### [What to work on]
Your answer should consist of the lines below that hold the word "Accounts".

### [Data supplied]
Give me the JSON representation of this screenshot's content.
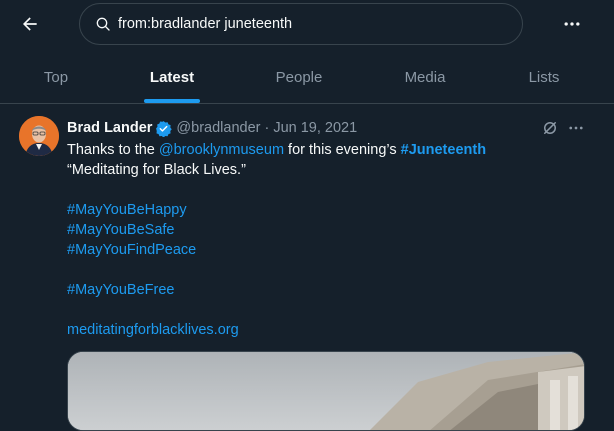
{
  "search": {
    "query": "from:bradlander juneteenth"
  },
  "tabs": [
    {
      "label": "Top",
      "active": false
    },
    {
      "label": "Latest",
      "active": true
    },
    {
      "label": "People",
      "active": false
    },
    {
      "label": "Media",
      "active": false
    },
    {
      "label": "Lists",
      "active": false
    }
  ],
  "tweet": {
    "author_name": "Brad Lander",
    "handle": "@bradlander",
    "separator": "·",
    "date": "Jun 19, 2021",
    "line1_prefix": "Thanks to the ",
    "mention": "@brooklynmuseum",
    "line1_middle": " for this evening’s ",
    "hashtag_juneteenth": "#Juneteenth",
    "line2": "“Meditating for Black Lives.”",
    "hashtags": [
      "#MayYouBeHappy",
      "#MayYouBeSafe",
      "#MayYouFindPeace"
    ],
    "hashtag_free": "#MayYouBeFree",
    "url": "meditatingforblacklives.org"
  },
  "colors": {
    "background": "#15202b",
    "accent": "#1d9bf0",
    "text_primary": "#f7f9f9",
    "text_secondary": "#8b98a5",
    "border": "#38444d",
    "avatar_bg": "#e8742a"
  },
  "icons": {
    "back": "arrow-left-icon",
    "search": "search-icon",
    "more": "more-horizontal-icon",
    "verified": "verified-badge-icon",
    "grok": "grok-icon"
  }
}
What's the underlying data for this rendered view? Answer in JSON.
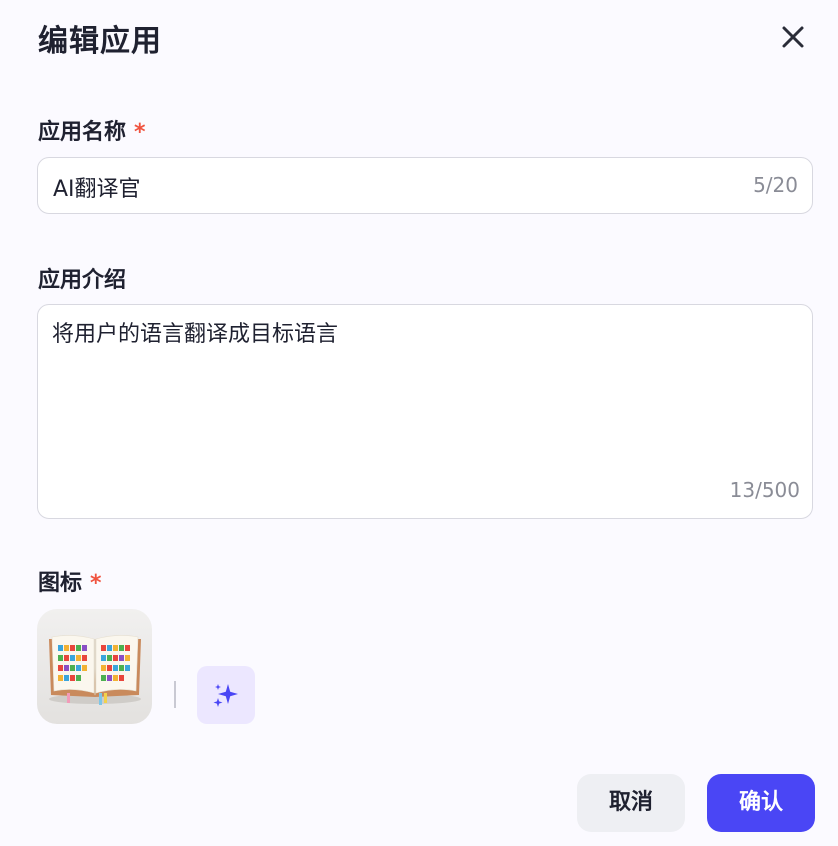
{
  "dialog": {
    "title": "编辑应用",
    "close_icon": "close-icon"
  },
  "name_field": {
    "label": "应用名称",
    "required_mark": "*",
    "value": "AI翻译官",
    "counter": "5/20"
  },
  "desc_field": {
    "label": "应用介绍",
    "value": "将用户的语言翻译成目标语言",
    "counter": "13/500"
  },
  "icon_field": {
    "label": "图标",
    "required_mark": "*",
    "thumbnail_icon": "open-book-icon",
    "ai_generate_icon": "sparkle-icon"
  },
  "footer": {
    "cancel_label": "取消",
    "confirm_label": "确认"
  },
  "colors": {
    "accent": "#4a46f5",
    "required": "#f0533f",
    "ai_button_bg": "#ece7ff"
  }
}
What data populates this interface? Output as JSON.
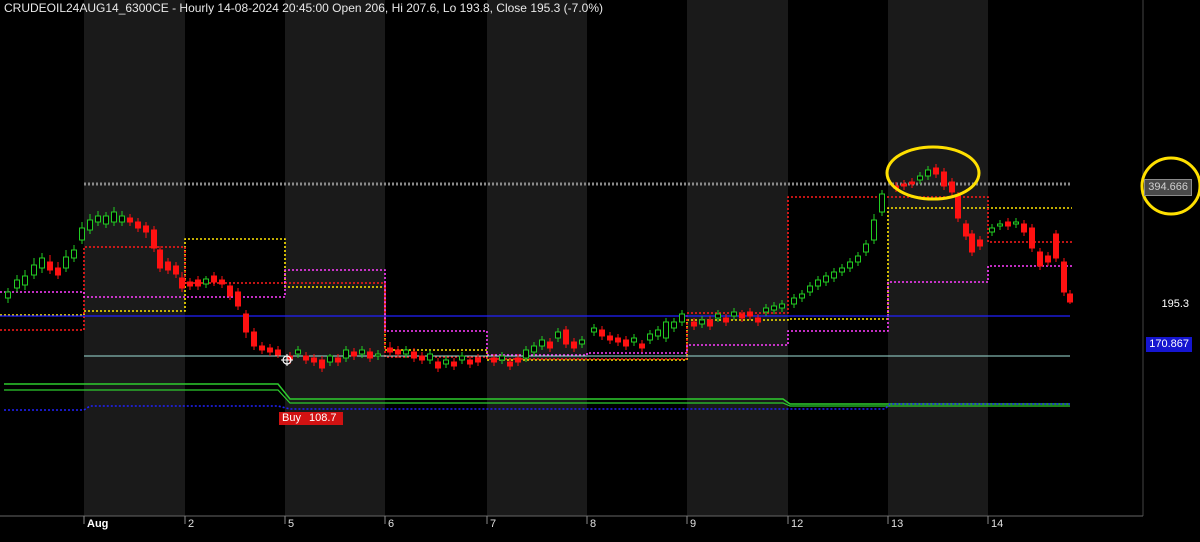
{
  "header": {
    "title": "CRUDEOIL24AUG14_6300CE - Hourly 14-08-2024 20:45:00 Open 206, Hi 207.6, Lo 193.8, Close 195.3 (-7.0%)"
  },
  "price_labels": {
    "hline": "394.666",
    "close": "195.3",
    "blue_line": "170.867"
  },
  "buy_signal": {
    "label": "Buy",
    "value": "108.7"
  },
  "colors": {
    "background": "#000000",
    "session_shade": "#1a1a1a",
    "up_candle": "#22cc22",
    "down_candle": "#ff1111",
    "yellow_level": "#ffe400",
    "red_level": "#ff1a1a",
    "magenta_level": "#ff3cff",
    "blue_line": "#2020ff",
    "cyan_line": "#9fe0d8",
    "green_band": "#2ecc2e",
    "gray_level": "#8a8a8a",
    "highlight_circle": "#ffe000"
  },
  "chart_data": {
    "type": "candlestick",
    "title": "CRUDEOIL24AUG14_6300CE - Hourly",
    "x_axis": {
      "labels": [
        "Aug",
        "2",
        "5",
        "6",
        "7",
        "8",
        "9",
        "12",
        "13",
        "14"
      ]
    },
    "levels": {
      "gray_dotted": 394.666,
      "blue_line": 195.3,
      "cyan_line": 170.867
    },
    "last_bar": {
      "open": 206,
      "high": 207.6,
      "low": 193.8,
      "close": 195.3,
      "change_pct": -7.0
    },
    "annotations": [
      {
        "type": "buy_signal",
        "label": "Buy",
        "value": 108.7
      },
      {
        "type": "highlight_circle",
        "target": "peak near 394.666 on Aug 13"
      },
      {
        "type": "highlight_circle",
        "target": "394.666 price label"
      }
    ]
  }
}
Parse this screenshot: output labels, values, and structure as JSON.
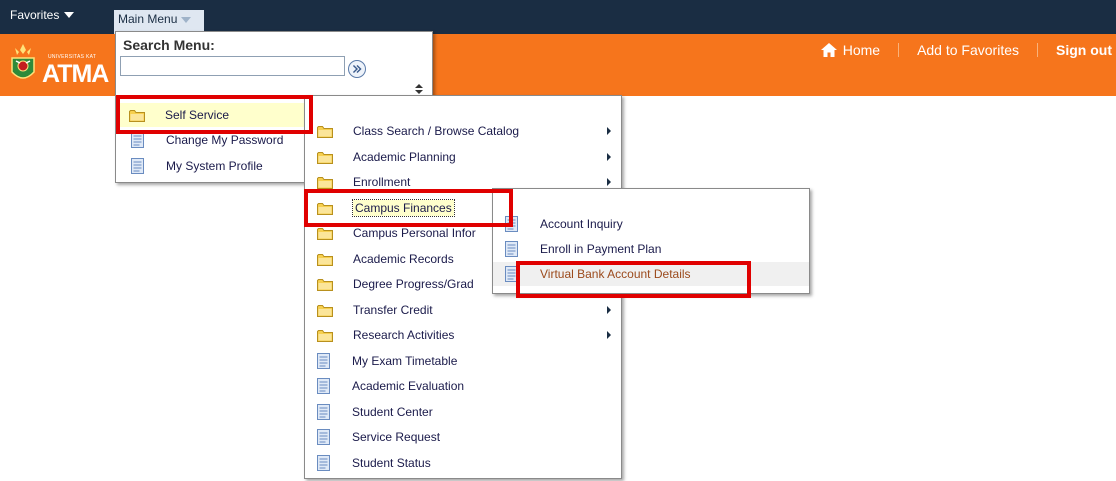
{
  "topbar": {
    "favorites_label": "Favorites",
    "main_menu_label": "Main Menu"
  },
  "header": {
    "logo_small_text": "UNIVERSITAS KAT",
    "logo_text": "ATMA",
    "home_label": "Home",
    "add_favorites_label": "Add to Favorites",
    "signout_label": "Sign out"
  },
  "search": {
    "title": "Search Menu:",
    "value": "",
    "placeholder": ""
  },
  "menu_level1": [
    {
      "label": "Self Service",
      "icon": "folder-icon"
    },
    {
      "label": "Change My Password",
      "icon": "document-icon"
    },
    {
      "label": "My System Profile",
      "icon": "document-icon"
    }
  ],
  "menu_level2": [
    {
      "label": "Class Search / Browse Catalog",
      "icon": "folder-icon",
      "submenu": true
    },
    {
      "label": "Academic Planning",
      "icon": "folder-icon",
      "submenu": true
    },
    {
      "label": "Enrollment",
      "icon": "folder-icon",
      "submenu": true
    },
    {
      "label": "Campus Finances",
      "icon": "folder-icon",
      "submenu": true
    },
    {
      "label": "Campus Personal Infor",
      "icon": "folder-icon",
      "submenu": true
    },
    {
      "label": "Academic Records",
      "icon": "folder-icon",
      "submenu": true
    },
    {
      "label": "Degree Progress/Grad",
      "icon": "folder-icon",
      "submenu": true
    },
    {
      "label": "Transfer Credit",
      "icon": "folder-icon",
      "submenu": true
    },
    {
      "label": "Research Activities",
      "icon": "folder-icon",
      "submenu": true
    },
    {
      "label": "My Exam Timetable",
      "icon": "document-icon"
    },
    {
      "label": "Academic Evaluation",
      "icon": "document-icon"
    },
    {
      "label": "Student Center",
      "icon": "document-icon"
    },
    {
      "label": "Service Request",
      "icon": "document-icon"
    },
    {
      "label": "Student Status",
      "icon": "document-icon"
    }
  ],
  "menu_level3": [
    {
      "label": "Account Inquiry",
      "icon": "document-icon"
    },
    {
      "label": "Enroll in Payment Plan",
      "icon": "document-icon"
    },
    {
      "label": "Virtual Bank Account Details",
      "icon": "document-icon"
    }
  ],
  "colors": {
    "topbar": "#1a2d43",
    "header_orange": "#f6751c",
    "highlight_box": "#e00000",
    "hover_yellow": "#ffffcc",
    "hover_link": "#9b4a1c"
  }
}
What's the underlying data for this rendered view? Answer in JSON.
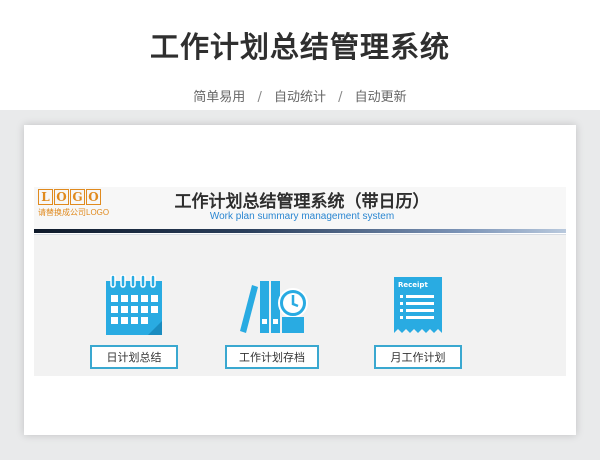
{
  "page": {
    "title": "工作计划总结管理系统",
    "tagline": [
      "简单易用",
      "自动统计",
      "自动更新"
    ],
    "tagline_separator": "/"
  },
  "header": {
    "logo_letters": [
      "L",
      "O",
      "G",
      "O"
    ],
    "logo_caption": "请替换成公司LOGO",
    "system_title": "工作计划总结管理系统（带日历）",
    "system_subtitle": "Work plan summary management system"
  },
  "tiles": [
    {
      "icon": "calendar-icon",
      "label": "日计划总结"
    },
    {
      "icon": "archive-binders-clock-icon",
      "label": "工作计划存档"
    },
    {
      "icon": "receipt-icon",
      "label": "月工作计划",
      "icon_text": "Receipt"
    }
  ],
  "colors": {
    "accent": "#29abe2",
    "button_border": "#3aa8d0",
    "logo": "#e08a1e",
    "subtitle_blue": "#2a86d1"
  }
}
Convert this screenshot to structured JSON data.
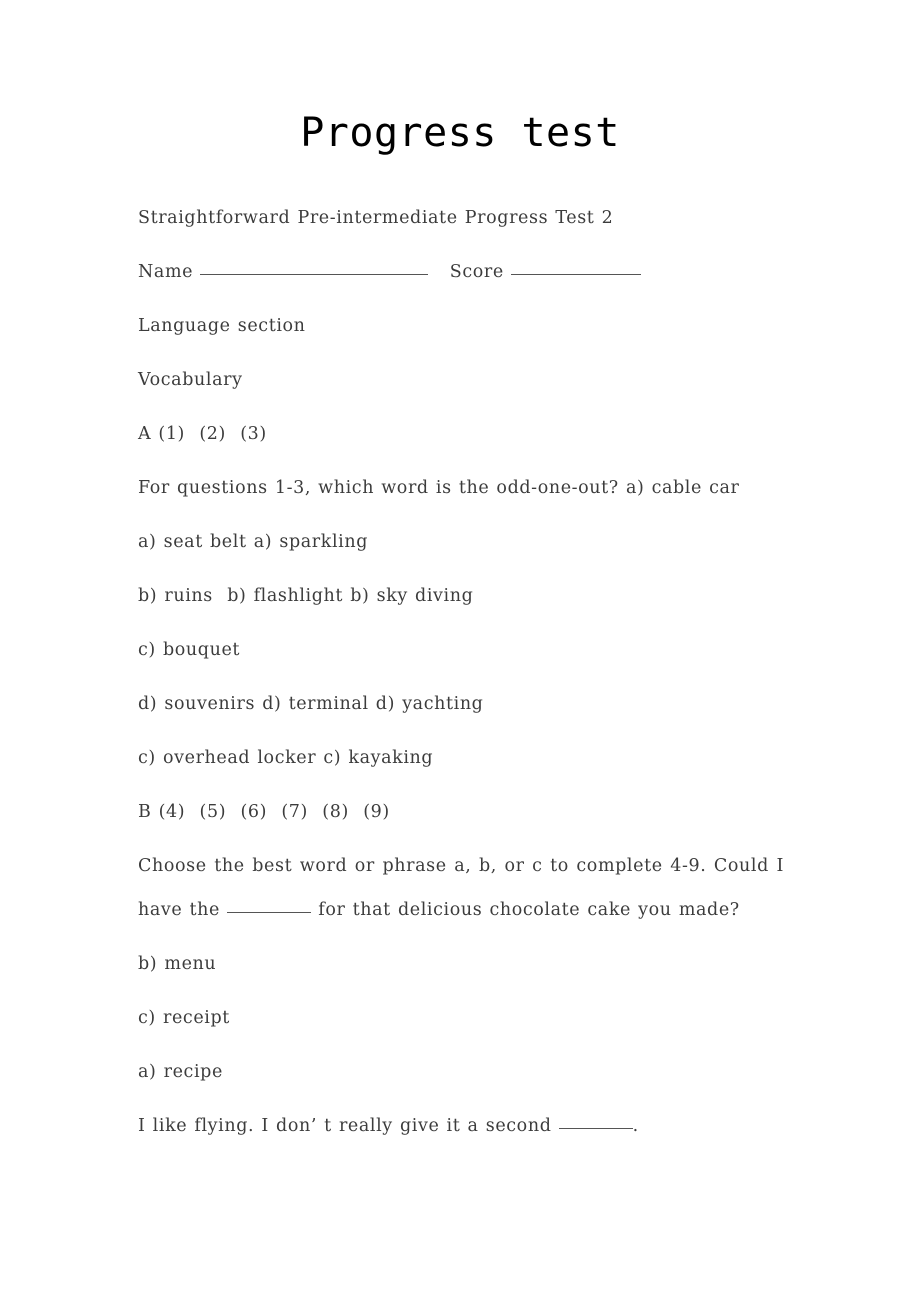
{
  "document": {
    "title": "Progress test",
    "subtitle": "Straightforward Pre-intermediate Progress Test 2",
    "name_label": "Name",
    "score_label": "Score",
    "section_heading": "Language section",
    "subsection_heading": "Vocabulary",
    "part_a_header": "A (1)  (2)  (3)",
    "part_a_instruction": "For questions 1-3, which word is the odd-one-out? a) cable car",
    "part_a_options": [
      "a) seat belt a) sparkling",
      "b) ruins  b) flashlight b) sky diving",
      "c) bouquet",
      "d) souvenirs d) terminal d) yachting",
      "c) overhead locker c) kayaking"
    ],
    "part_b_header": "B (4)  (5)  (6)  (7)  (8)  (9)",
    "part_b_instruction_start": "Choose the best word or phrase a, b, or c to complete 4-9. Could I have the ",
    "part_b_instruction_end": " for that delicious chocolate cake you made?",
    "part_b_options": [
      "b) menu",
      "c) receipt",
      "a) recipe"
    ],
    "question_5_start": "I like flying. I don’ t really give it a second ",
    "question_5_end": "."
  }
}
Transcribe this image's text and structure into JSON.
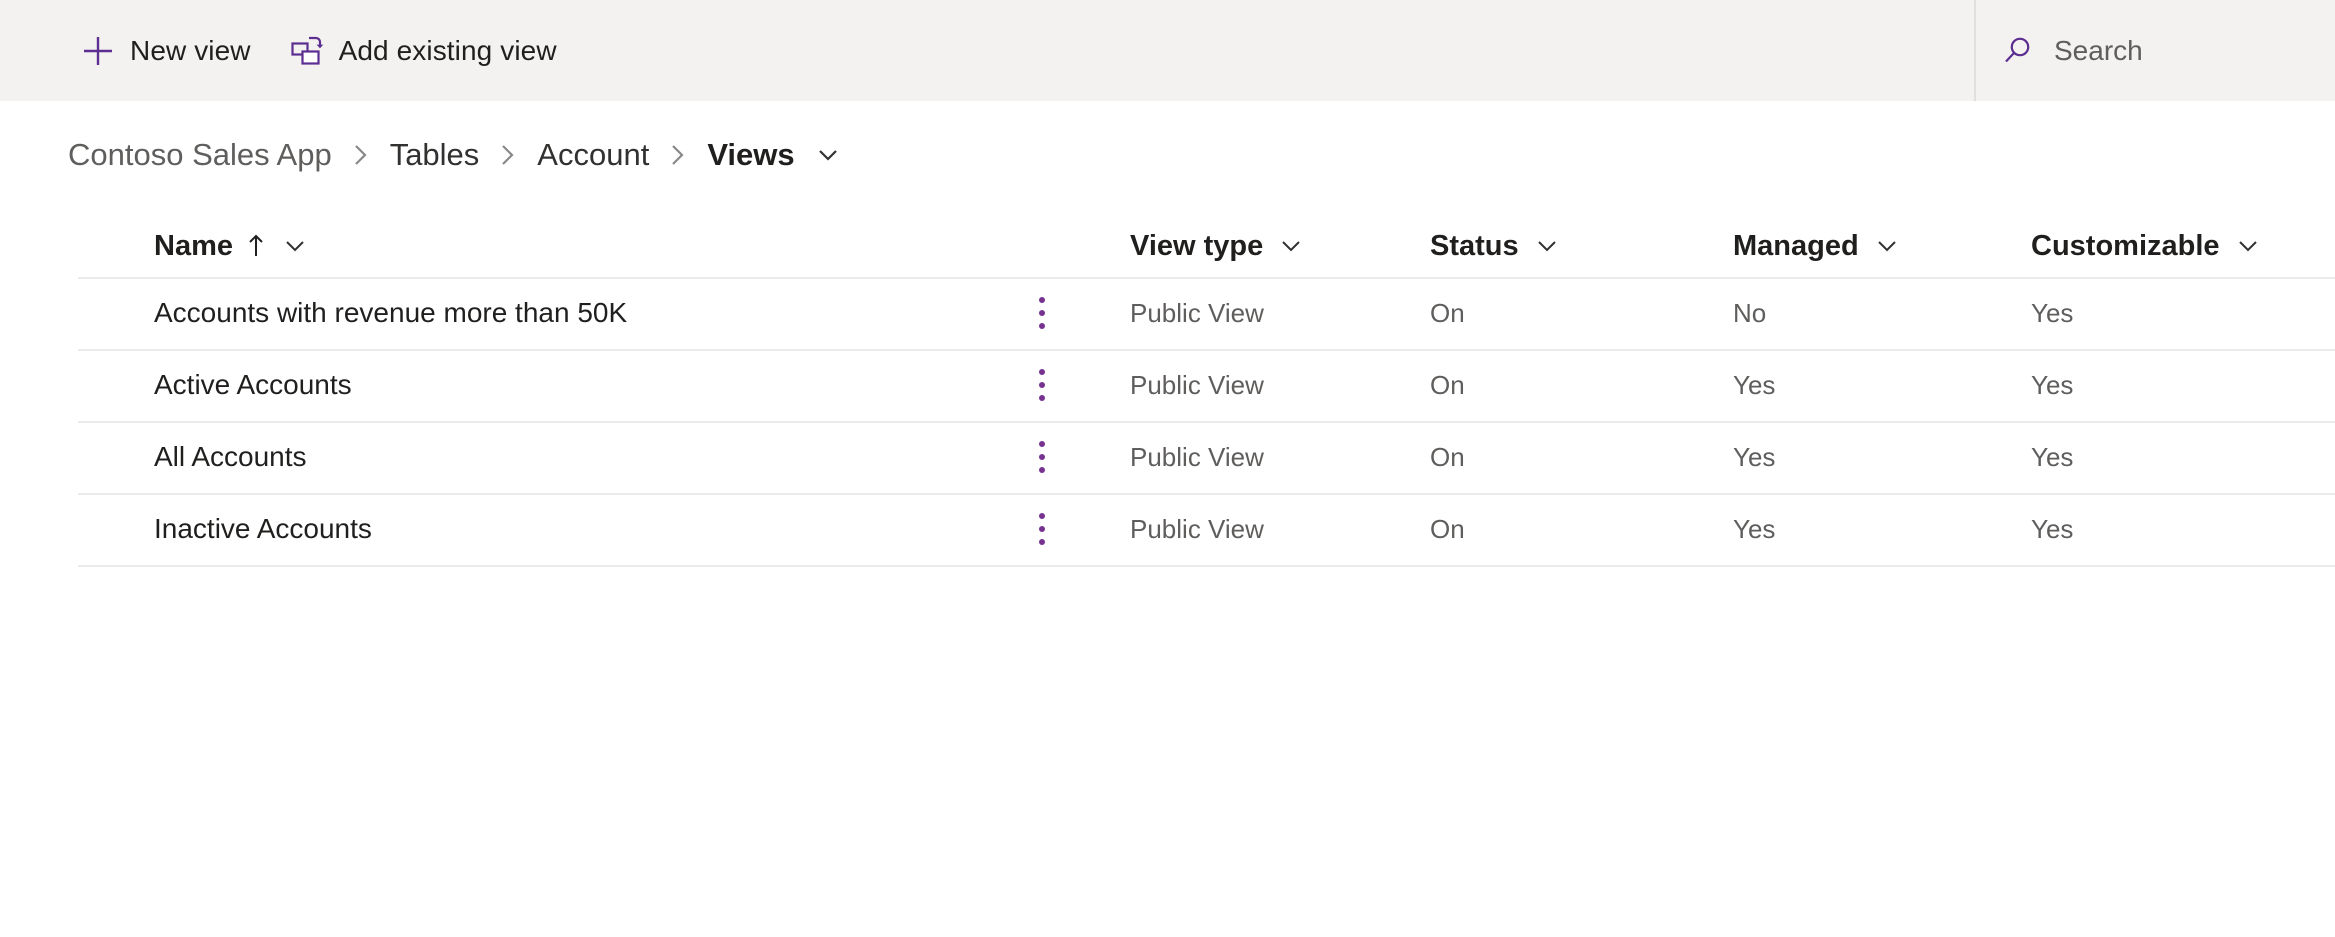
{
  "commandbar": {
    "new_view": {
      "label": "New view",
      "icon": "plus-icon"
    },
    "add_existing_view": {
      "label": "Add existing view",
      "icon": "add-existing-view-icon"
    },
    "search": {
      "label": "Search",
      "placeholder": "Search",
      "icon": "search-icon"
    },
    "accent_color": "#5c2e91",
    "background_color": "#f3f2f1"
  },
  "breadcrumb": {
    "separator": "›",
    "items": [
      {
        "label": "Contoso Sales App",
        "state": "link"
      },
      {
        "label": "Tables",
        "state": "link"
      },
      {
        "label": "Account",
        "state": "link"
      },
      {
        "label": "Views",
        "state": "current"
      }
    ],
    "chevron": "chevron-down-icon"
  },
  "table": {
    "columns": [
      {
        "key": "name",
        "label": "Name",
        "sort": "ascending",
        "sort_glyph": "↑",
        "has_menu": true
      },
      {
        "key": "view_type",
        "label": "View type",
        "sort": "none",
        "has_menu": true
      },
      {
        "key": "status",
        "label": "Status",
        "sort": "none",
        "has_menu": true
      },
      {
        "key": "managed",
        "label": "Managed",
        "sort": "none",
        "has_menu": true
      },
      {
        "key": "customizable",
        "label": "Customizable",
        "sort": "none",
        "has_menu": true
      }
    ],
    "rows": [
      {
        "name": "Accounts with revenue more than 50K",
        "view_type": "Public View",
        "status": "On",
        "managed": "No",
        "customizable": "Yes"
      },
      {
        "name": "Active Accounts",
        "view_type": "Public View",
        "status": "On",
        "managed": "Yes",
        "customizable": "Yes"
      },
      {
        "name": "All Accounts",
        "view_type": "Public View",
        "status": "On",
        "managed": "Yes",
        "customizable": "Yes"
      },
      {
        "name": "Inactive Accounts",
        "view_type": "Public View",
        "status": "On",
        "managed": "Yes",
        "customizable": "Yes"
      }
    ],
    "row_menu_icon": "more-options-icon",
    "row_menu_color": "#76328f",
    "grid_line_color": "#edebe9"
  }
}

### [Result of the exercise]
        "name": "Accounts with revenue more than 50K",
        "name": "Active Accounts",
        "name": "All Accounts",
        "name": "Inactive Accounts",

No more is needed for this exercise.